Through these long days of pandemic, I believe we are growing and learning much, although we may not realize it yet. I came across a story to share about disguised gifts, from a book of Celtic wisdom, Anam Cara, by John O’Donohue.

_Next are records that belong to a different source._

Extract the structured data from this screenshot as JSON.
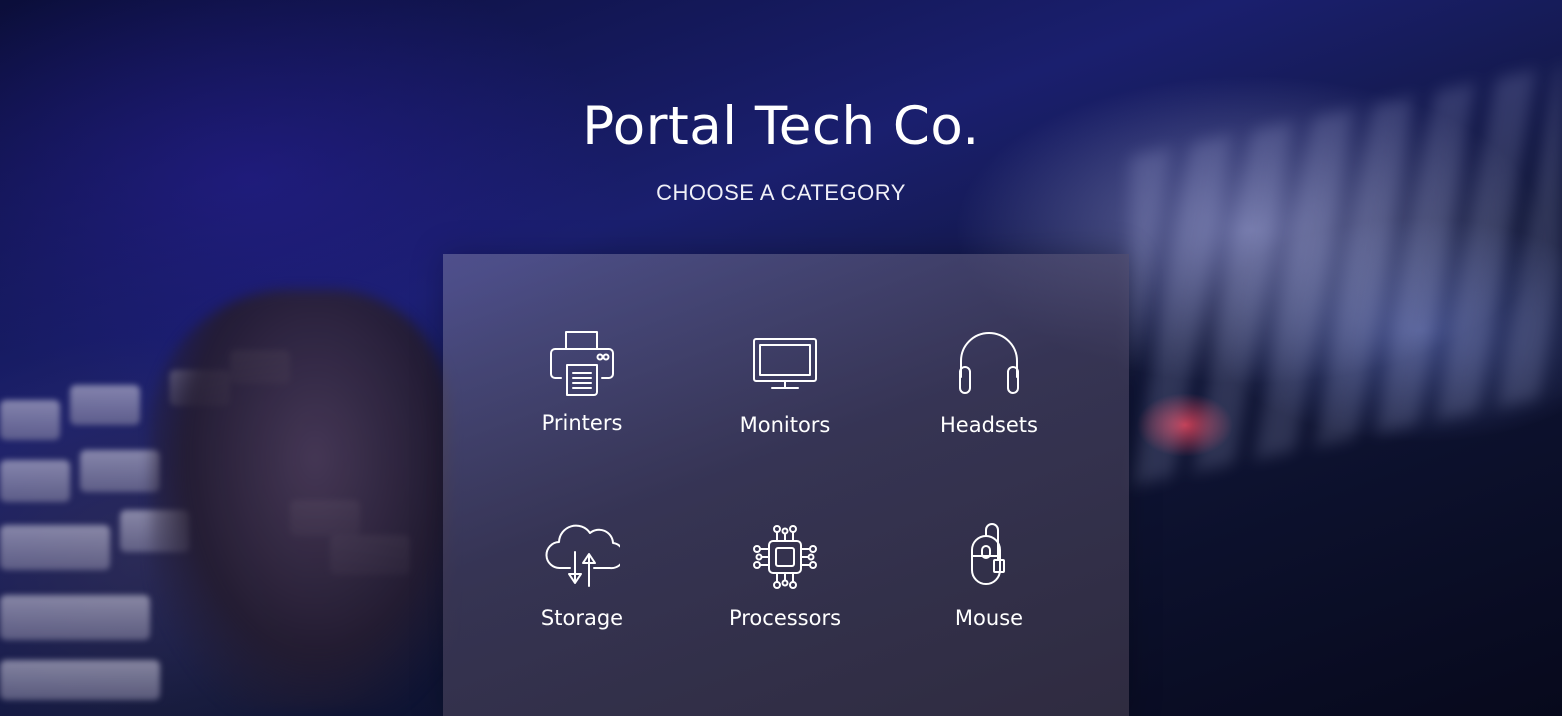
{
  "header": {
    "title": "Portal Tech Co.",
    "subtitle": "CHOOSE A CATEGORY"
  },
  "categories": [
    {
      "label": "Printers",
      "icon": "printer-icon"
    },
    {
      "label": "Monitors",
      "icon": "monitor-icon"
    },
    {
      "label": "Headsets",
      "icon": "headset-icon"
    },
    {
      "label": "Storage",
      "icon": "cloud-storage-icon"
    },
    {
      "label": "Processors",
      "icon": "processor-chip-icon"
    },
    {
      "label": "Mouse",
      "icon": "mouse-icon"
    }
  ],
  "colors": {
    "background": "#141a55",
    "panel": "#5a5575",
    "text": "#ffffff"
  }
}
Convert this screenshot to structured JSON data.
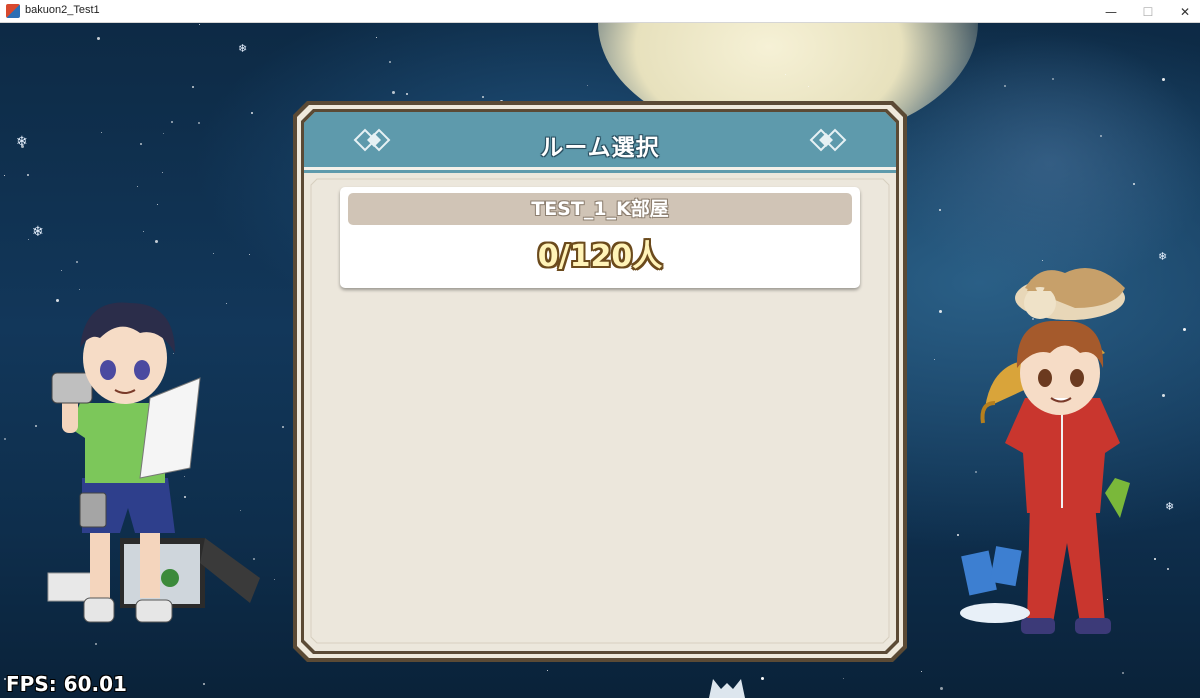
{
  "window": {
    "title": "bakuon2_Test1",
    "minimize_glyph": "—",
    "maximize_glyph": "☐",
    "close_glyph": "✕"
  },
  "dialog": {
    "title": "ルーム選択",
    "rooms": [
      {
        "name": "TEST_1_K部屋",
        "count": "0/120人"
      }
    ]
  },
  "hud": {
    "fps": "FPS: 60.01"
  },
  "colors": {
    "header_teal": "#5e9aac",
    "panel_cream": "#ece7dc",
    "frame_brown": "#5b4a35",
    "room_bar": "#d0c4b6",
    "count_text": "#fff3b8"
  },
  "icons": [
    "app-icon",
    "diamond-ornament-icon",
    "snowflake-icon"
  ]
}
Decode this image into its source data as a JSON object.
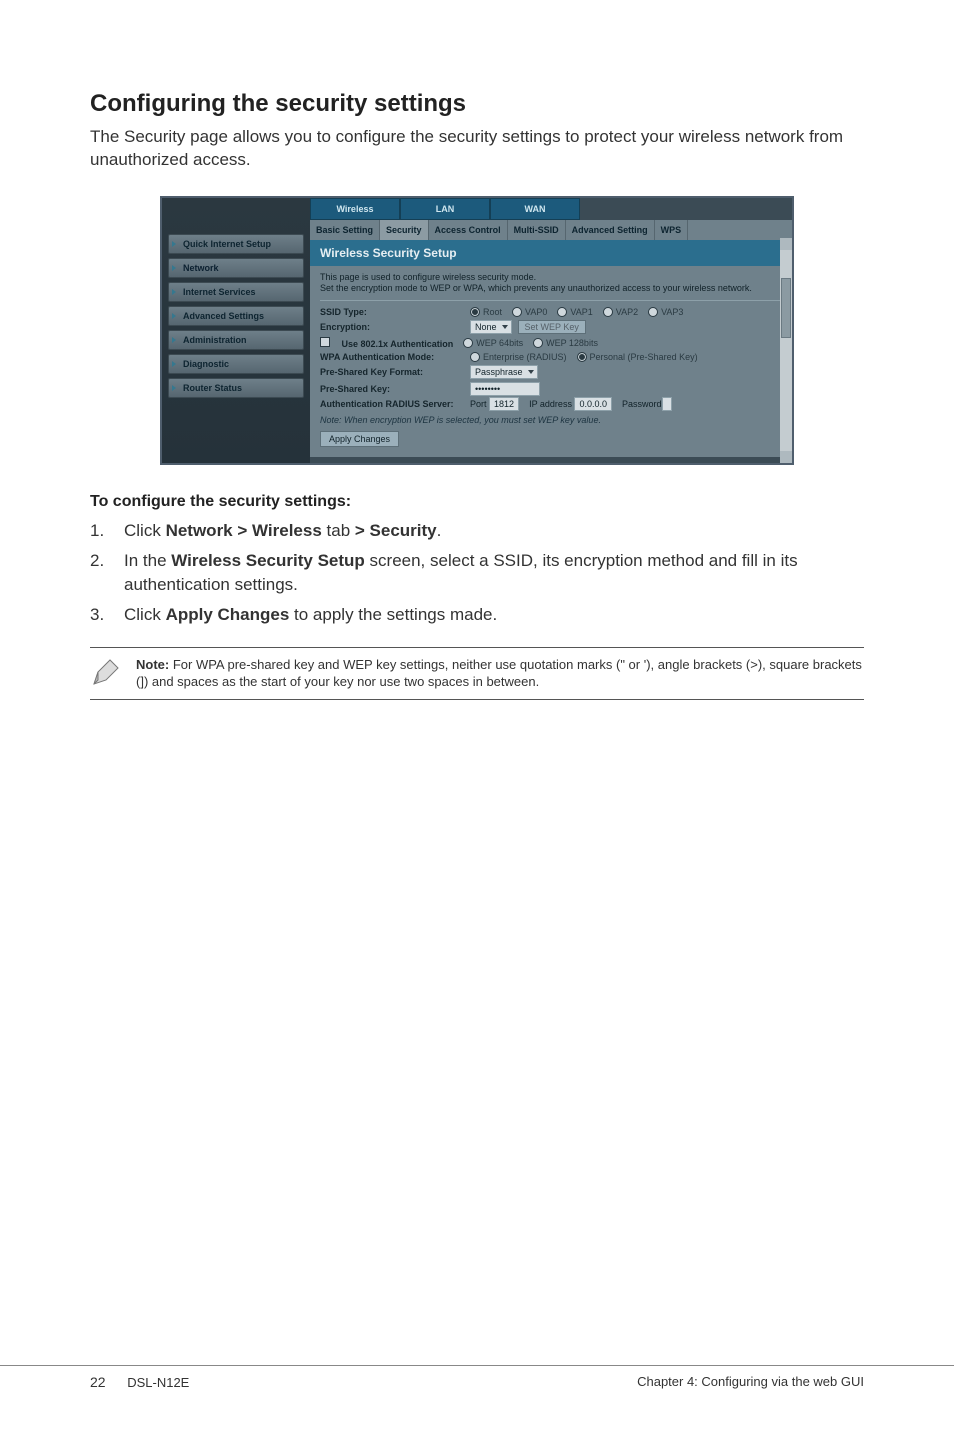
{
  "title": "Configuring the security settings",
  "intro": "The Security page allows you to configure the security settings to protect your wireless network from unauthorized access.",
  "screenshot": {
    "sidebar": [
      "Quick Internet Setup",
      "Network",
      "Internet Services",
      "Advanced Settings",
      "Administration",
      "Diagnostic",
      "Router Status"
    ],
    "tabs1": [
      "Wireless",
      "LAN",
      "WAN"
    ],
    "tabs2": [
      "Basic Setting",
      "Security",
      "Access Control",
      "Multi-SSID",
      "Advanced Setting",
      "WPS"
    ],
    "panel_title": "Wireless Security Setup",
    "panel_desc": "This page is used to configure wireless security mode.\nSet the encryption mode to WEP or WPA, which prevents any unauthorized access to your wireless network.",
    "rows": {
      "ssid_type_label": "SSID Type:",
      "ssid_opts": [
        "Root",
        "VAP0",
        "VAP1",
        "VAP2",
        "VAP3"
      ],
      "encryption_label": "Encryption:",
      "encryption_value": "None",
      "set_wep_btn": "Set WEP Key",
      "use8021x_label": "Use 802.1x Authentication",
      "wep_opts": [
        "WEP 64bits",
        "WEP 128bits"
      ],
      "wpa_mode_label": "WPA Authentication Mode:",
      "wpa_opts": [
        "Enterprise (RADIUS)",
        "Personal (Pre-Shared Key)"
      ],
      "psk_format_label": "Pre-Shared Key Format:",
      "psk_format_value": "Passphrase",
      "psk_label": "Pre-Shared Key:",
      "psk_value": "••••••••",
      "radius_label": "Authentication RADIUS Server:",
      "radius_port_label": "Port",
      "radius_port_value": "1812",
      "radius_ip_label": "IP address",
      "radius_ip_value": "0.0.0.0",
      "radius_pw_label": "Password"
    },
    "panel_note": "Note: When encryption WEP is selected, you must set WEP key value.",
    "apply_btn": "Apply Changes"
  },
  "subhead": "To configure the security settings:",
  "steps": [
    {
      "n": "1.",
      "pre": "Click ",
      "bold": "Network > Wireless",
      "mid": " tab ",
      "bold2": "> Security",
      "post": "."
    },
    {
      "n": "2.",
      "pre": "In the ",
      "bold": "Wireless Security Setup",
      "mid": " screen, select a SSID, its encryption method and fill in its authentication settings.",
      "bold2": "",
      "post": ""
    },
    {
      "n": "3.",
      "pre": "Click ",
      "bold": "Apply Changes",
      "mid": " to apply the settings made.",
      "bold2": "",
      "post": ""
    }
  ],
  "note": {
    "lead": "Note:",
    "body": " For WPA pre-shared key and WEP key settings, neither use quotation marks (\" or '), angle brackets (>), square brackets (]) and spaces as the start of your key nor use two spaces in between."
  },
  "footer": {
    "page": "22",
    "model": "DSL-N12E",
    "chapter": "Chapter 4: Configuring via the web GUI"
  }
}
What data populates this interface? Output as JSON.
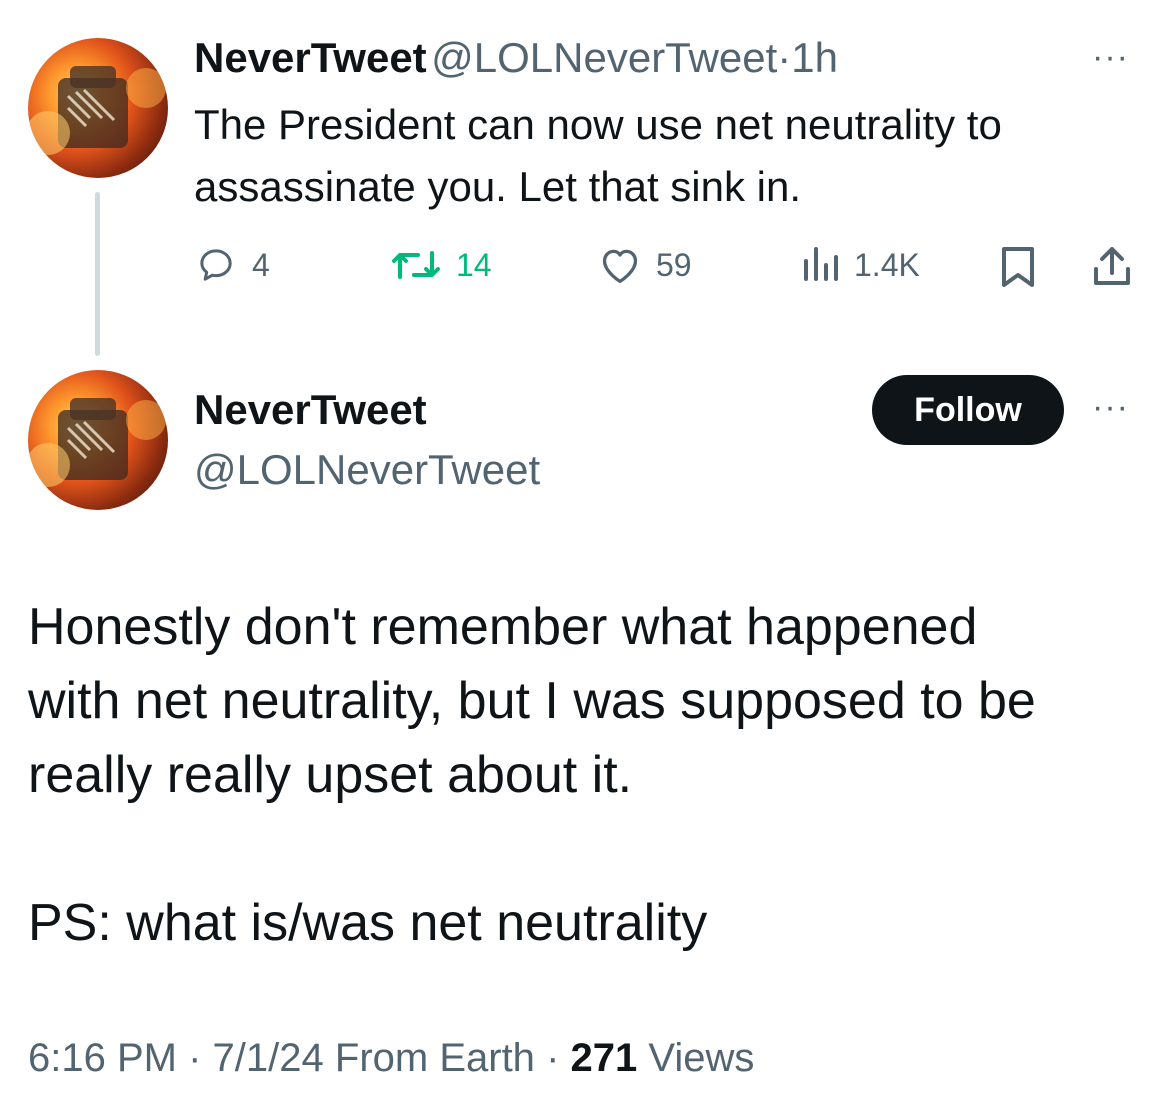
{
  "parent_tweet": {
    "display_name": "NeverTweet",
    "handle": "@LOLNeverTweet",
    "separator": "·",
    "time": "1h",
    "more": "···",
    "text_line1": "The President can now use net neutrality to",
    "text_line2": "assassinate you. Let that sink in.",
    "replies": "4",
    "reposts": "14",
    "likes": "59",
    "views": "1.4K"
  },
  "main_tweet": {
    "display_name": "NeverTweet",
    "handle": "@LOLNeverTweet",
    "follow_label": "Follow",
    "more": "···",
    "text_line1": "Honestly don't remember what happened",
    "text_line2": "with net neutrality, but I was supposed to be",
    "text_line3": "really really upset about it.",
    "text_line4": "PS: what is/was net neutrality",
    "time": "6:16 PM",
    "dot1": "·",
    "date": "7/1/24",
    "source": "From Earth",
    "dot2": "·",
    "view_count": "271",
    "views_label": "Views"
  },
  "colors": {
    "text": "#0f1419",
    "secondary": "#536471",
    "repost_green": "#00ba7c",
    "follow_bg": "#0f1419",
    "thread_line": "#cfd9de"
  },
  "icons": [
    "reply-icon",
    "repost-icon",
    "like-icon",
    "views-icon",
    "bookmark-icon",
    "share-icon",
    "more-icon"
  ]
}
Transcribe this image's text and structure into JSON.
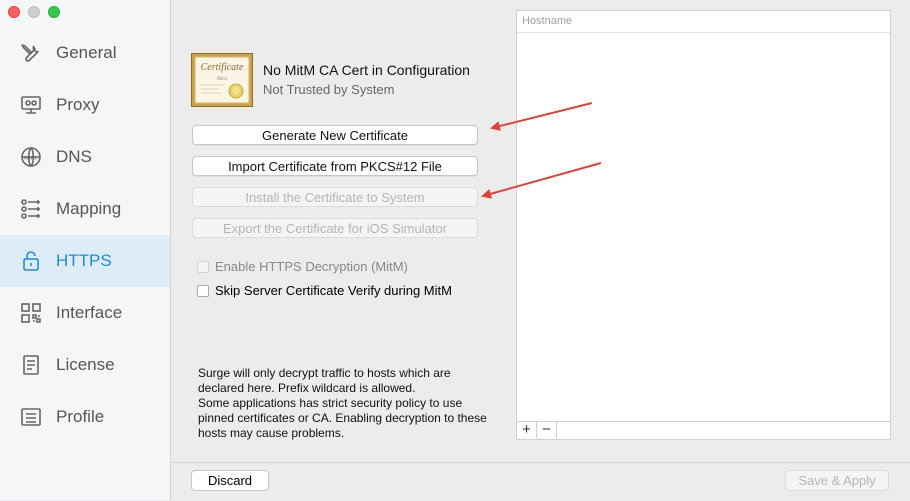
{
  "sidebar": {
    "items": [
      {
        "label": "General",
        "icon": "tools-icon",
        "active": false
      },
      {
        "label": "Proxy",
        "icon": "proxy-icon",
        "active": false
      },
      {
        "label": "DNS",
        "icon": "globe-icon",
        "active": false
      },
      {
        "label": "Mapping",
        "icon": "mapping-icon",
        "active": false
      },
      {
        "label": "HTTPS",
        "icon": "lock-icon",
        "active": true
      },
      {
        "label": "Interface",
        "icon": "qrcode-icon",
        "active": false
      },
      {
        "label": "License",
        "icon": "document-icon",
        "active": false
      },
      {
        "label": "Profile",
        "icon": "list-icon",
        "active": false
      }
    ],
    "active_color": "#1a8fd8"
  },
  "certificate": {
    "title": "No MitM CA Cert in Configuration",
    "subtitle": "Not Trusted by System",
    "image_text": "Certificate",
    "image_subtext": "Best"
  },
  "buttons": {
    "generate": "Generate New Certificate",
    "import": "Import Certificate from PKCS#12 File",
    "install": "Install the Certificate to System",
    "export": "Export the Certificate for iOS Simulator"
  },
  "checkboxes": {
    "enable_https": "Enable HTTPS Decryption (MitM)",
    "skip_verify": "Skip Server Certificate Verify during MitM"
  },
  "info_text": "Surge will only decrypt traffic to hosts which are\ndeclared here. Prefix wildcard is allowed.\nSome applications has strict security policy to use\npinned certificates or CA. Enabling decryption to these\nhosts may cause problems.",
  "hostname_table": {
    "header": "Hostname",
    "add": "+",
    "remove": "−"
  },
  "footer": {
    "discard": "Discard",
    "save": "Save & Apply"
  },
  "annotation_color": "#e0413a"
}
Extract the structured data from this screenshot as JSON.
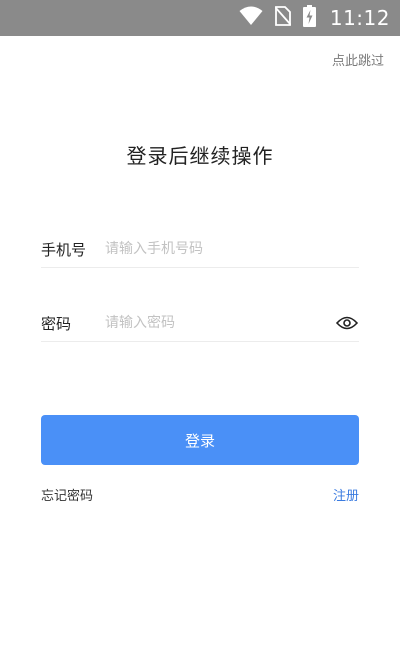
{
  "status_bar": {
    "time": "11:12",
    "icons": [
      "wifi-icon",
      "no-sim-icon",
      "battery-charging-icon"
    ],
    "background": "#8a8a8a"
  },
  "skip_label": "点此跳过",
  "title": "登录后继续操作",
  "phone_field": {
    "label": "手机号",
    "placeholder": "请输入手机号码",
    "value": ""
  },
  "password_field": {
    "label": "密码",
    "placeholder": "请输入密码",
    "value": "",
    "visibility_icon": "eye-icon"
  },
  "login_button": {
    "label": "登录",
    "color": "#4a90f7"
  },
  "forgot_password_label": "忘记密码",
  "register_label": "注册",
  "link_color": "#3a7be0"
}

There is a wonderful old story told of a young king who took over a kingdom. He was loved before he became a king and his subjects were delighted when he was finally crowned. They brought him many different gifts. After the coronation, the new king was at supper in the palace. Suddenly there was a knock at the door. The servants went out to discover an old man shabbily dressed, looking like a beggar. He wanted to see the king. The servants did their best to dissuade him but to no avail. The king came out to meet him. The old man praised the king, saying how delighted everyone in the kingdom was to have him as king. He had brought the king the gift of a melon. The king hated melons. Being kind to the old man, he took the melon, thanked him, and the old man went away happy. The king went indoors and gave the melon to his servants to throw out in the back garden. The next week at the same time, there was another knock at the door. The king was summoned again and the old man praised the king and offered him another melon. The king took the melon and said goodbye to the old man. Once again, he threw the melon out the back door. This continued for several weeks. The king was too kind to confront the old man or belittle the generosity of the gift he brought. Then, one evening, just as the old man was about to hand the melon to the king, a monkey jumped down from the portico in the palace and knocked the melon from the old man’s hand. The melon shattered into pieces all over the front of the palace. When the king looked, he saw a shower of diamonds flying from the heart of the melon. Eagerly, he checked the garden at the back of the place. There, all the melons had melted around a little hillock of jewels. The moral of this story is that sometimes in awkward situations, in problems or in difficulties, all that is awkward is the disguise. Very often at the heart of the difficulty, there is the light of a great jewel. It is wise to learn to embrace with hospitality that which is awkward and difficult.
An Epiphany is a revelation, when something worthy of joy becomes manifest or clear. I pray that this Epiphany season, we may come to see God’s love and grace more clearly in, through and in spite of all the difficulties and challenges of these days.
I would love to hear your reflections on Epiphany and what this story signifies for you.
Fr. Martin shares a story for Epiphany by John O’Donohue